But Bombardier's two larger rivals have been remarkably successful in persuading clients to upsize to their larger flagship narrow-body planes, namely the Boeing 737 and Airbus A320. And that has taken away potentially dozens of deals that could have gone to Bombardier. Airbus announced Friday that it plans to dramatically speed up production of the A320 to an industry-record 60 units a month by the middle of 2019.
It's been more than a year since Bombardier last won a C Series order. The company is being hurt in part by the low cost of oil, which is reviving the market for used aircraft at the expense of new planes, according to market research firm Forecast International.
Optimists argue that once Swiss starts flying the C Series, new sales could materialize as customers see the plane in action making money. But the plane's first test flight and the stockpile of performance data released this summer were also thought to be similar triggers that failed to deliver any new orders, says Bank of Nova Scotia analyst Turan Quettawala.
"The fundamental problem is that the product is nichey and many airlines have decided to [buy larger aircraft]" offered by Boeing and Airbus, Mr. Quettawala said. "That has, and is continuing to, negatively impact interest in the C Series."
Bombardier backers say there were also serious doubts about the company's decision to build its Canadair regional jets when it decided to get into that market in the 1990s. With 1,800 planes ordered and in service to date, the planes remain to this day arguably the country's single biggest aerospace product achievement.
"Would I bet against the Beaudoin family on strategy? No," said one of Bombardier's big fleet customers, who asked for his name not to be published because he's not authorized to speak for the company. "It's been 25 or 30 years since the introduction of the last new single-aisle aircraft in this seat segment. And this plane [has the goods]."
Bombardier confirmed this week it will need $2-billion to bring the C Series to a point where it's break-even on a cash flow basis in 2020-21, with most of the cash being spent in 2016 and 2017. The company estimates it will have $5-billion of capital available to start 2016, including Quebec's pledge and access to lines of credit. It also wants to sell a minority stake in the train unit to boost funds.
Analysts at JPMorgan say the Quebec investment is a down payment on Bombardier's strategy that could help reduce credit risk concerns held by potential C Series customers and suppliers. But they argue that the company will need to do more to ensure the program succeeds. Unlike its rivals, it doesn't have much in the way of reserves to be commercially aggressive in booking new orders. And it also has a new business jet duo to develop, the Global 7000/8000, even as earnings decline.
"This is like a Band Aid for a stab wound," Richard Aboulafia, an aerospace consultant for Teal Group, said of Quebec's aid. "The amount of cash involved is almost comically inadequate for the job."
There was a point amid all the chaos surrounding Thursday's government investment and earnings release when an analyst from Bank of America paused and asked a big-picture question to Mr. Bellemare: How did we get here? How did things go so wrong that one of Canada's manufacturing stars was left striking a deal for public aid?
"The organization was overwhelmed," he answered. Company resources were stretched trying to develop too many new products at the very time its cash intake was shrinking dramatically.

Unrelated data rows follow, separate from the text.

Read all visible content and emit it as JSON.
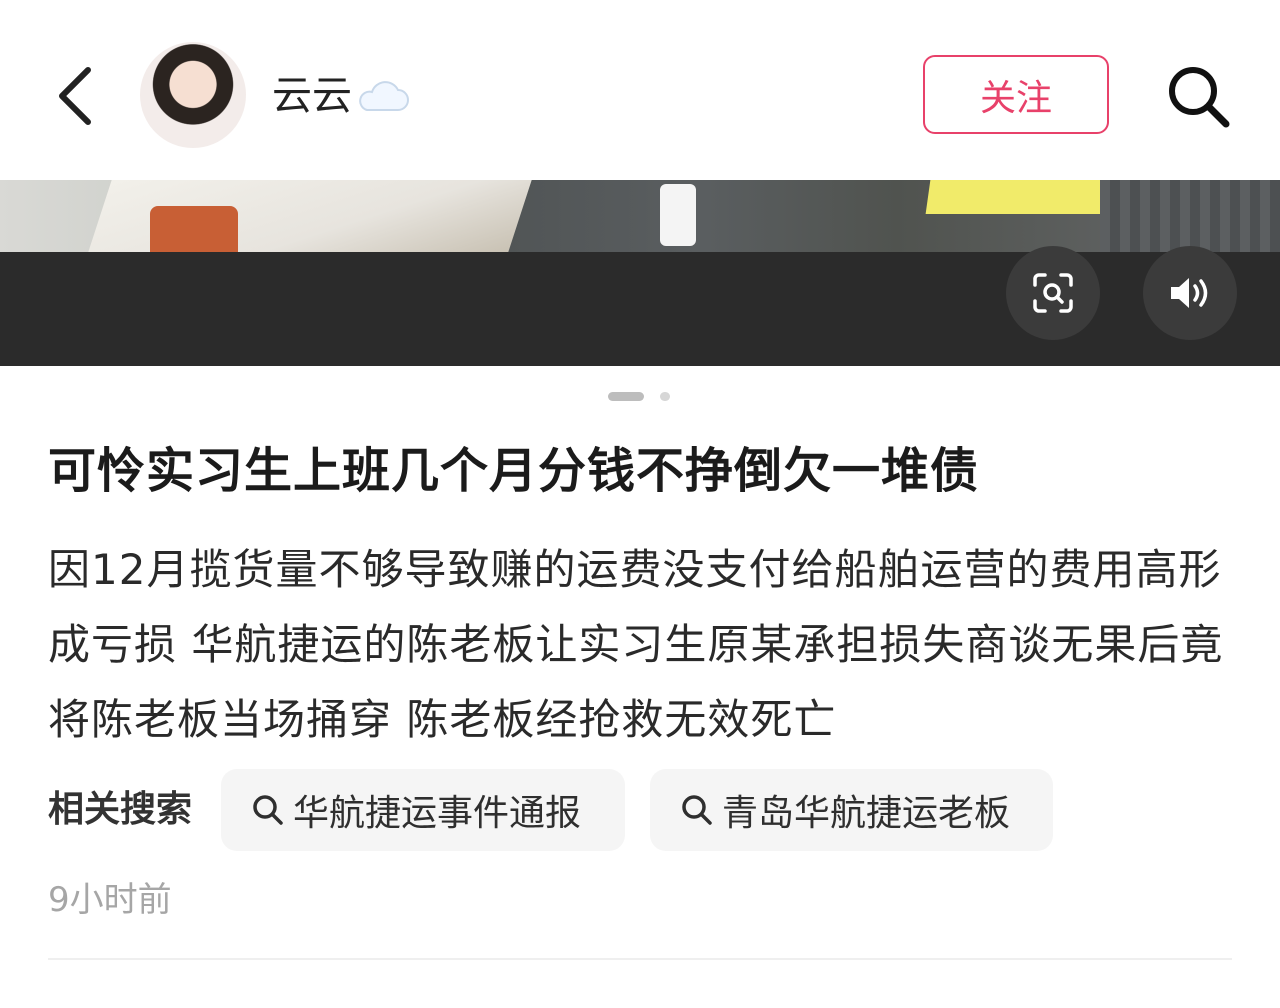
{
  "header": {
    "author_name": "云云",
    "follow_label": "关注"
  },
  "icons": {
    "back": "chevron-left-icon",
    "cloud": "cloud-icon",
    "search": "search-icon",
    "scan": "scan-icon",
    "sound": "volume-icon"
  },
  "colors": {
    "accent": "#e8416a",
    "chip_bg": "#f5f5f5",
    "timestamp": "#a6a6a6"
  },
  "carousel": {
    "page_count": 2,
    "current_page": 1
  },
  "post": {
    "title": "可怜实习生上班几个月分钱不挣倒欠一堆债",
    "body": "因12月揽货量不够导致赚的运费没支付给船舶运营的费用高形成亏损 华航捷运的陈老板让实习生原某承担损失商谈无果后竟将陈老板当场捅穿 陈老板经抢救无效死亡",
    "time": "9小时前"
  },
  "related": {
    "label": "相关搜索",
    "items": [
      {
        "label": "华航捷运事件通报"
      },
      {
        "label": "青岛华航捷运老板"
      }
    ]
  }
}
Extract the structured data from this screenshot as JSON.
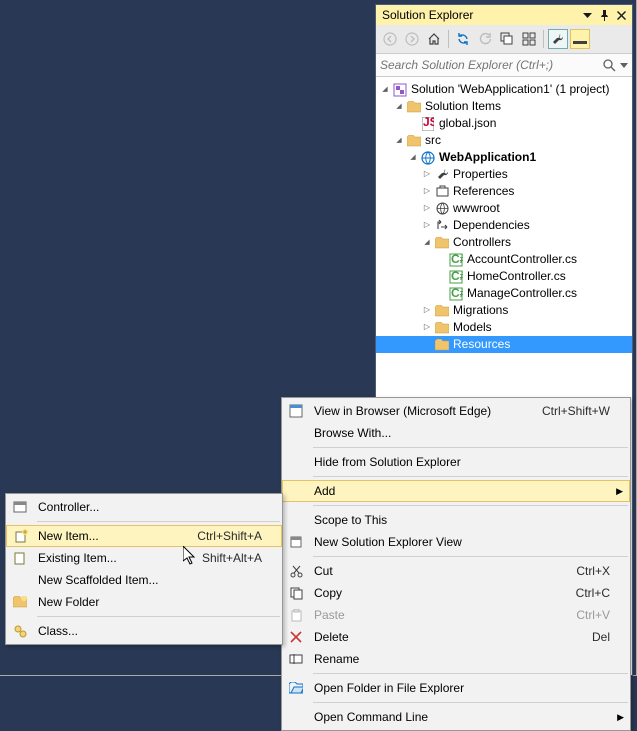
{
  "panel": {
    "title": "Solution Explorer",
    "search_placeholder": "Search Solution Explorer (Ctrl+;)"
  },
  "tree": {
    "solution": "Solution 'WebApplication1' (1 project)",
    "solution_items": "Solution Items",
    "global_json": "global.json",
    "src": "src",
    "project": "WebApplication1",
    "properties": "Properties",
    "references": "References",
    "wwwroot": "wwwroot",
    "dependencies": "Dependencies",
    "controllers": "Controllers",
    "account_ctrl": "AccountController.cs",
    "home_ctrl": "HomeController.cs",
    "manage_ctrl": "ManageController.cs",
    "migrations": "Migrations",
    "models": "Models",
    "resources": "Resources"
  },
  "contextMenu": {
    "view_in_browser": "View in Browser (Microsoft Edge)",
    "view_in_browser_acc": "Ctrl+Shift+W",
    "browse_with": "Browse With...",
    "hide": "Hide from Solution Explorer",
    "add": "Add",
    "scope": "Scope to This",
    "new_view": "New Solution Explorer View",
    "cut": "Cut",
    "cut_acc": "Ctrl+X",
    "copy": "Copy",
    "copy_acc": "Ctrl+C",
    "paste": "Paste",
    "paste_acc": "Ctrl+V",
    "delete": "Delete",
    "delete_acc": "Del",
    "rename": "Rename",
    "open_folder": "Open Folder in File Explorer",
    "open_cmd": "Open Command Line"
  },
  "addMenu": {
    "controller": "Controller...",
    "new_item": "New Item...",
    "new_item_acc": "Ctrl+Shift+A",
    "existing_item": "Existing Item...",
    "existing_item_acc": "Shift+Alt+A",
    "scaffolded": "New Scaffolded Item...",
    "new_folder": "New Folder",
    "class": "Class..."
  }
}
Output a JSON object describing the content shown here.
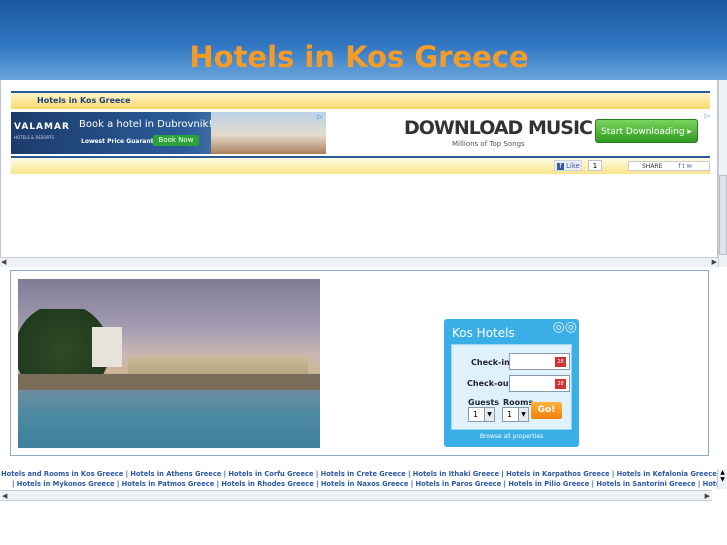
{
  "header": {
    "title": "Hotels in Kos Greece"
  },
  "nav": {
    "link": "Hotels in Kos Greece"
  },
  "ads": {
    "banner1": {
      "logo": "VALAMAR",
      "logo_sub": "HOTELS & RESORTS",
      "headline": "Book a hotel in Dubrovnik!",
      "guarantee": "Lowest Price Guarantee!",
      "button": "Book Now"
    },
    "banner2": {
      "headline": "DOWNLOAD MUSIC",
      "subline": "Millions of Top Songs",
      "button": "Start Downloading"
    }
  },
  "social": {
    "like": "Like",
    "like_count": "1",
    "share": "SHARE"
  },
  "widget": {
    "title": "Kos Hotels",
    "checkin_label": "Check-in",
    "checkout_label": "Check-out",
    "calendar_day": "28",
    "guests_label": "Guests",
    "rooms_label": "Rooms",
    "guests_value": "1",
    "rooms_value": "1",
    "go": "Go!",
    "browse": "Browse all properties"
  },
  "links": {
    "line1": "Hotels and Rooms in Kos Greece | Hotels in Athens Greece | Hotels in Corfu Greece | Hotels in Crete Greece | Hotels in Ithaki Greece | Hotels in Karpathos Greece | Hotels in Kefalonia Greece | Hotels in Lefkada Greece",
    "line2": "| Hotels in Mykonos Greece | Hotels in Patmos Greece | Hotels in Rhodes Greece | Hotels in Naxos Greece | Hotels in Paros Greece | Hotels in Pilio Greece | Hotels in Santorini Greece | Hotels in Sithonia Greece |"
  },
  "colors": {
    "title": "#f39c2a",
    "header_top": "#1b5aa0",
    "link": "#2b58a4",
    "widget": "#3aaee6"
  }
}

Of course, that explanation covers recent months. What it doesn't address is what the senior leadership and board were doing while the stock lingered below $5 (Canadian) a share for most of the past four years – and what would prevent this crisis from happening again given that the same board remains in place. Quebec's lawmakers don't seem preoccupied with those questions as they get ready to open the purse strings for Bombardier. But future investors might be.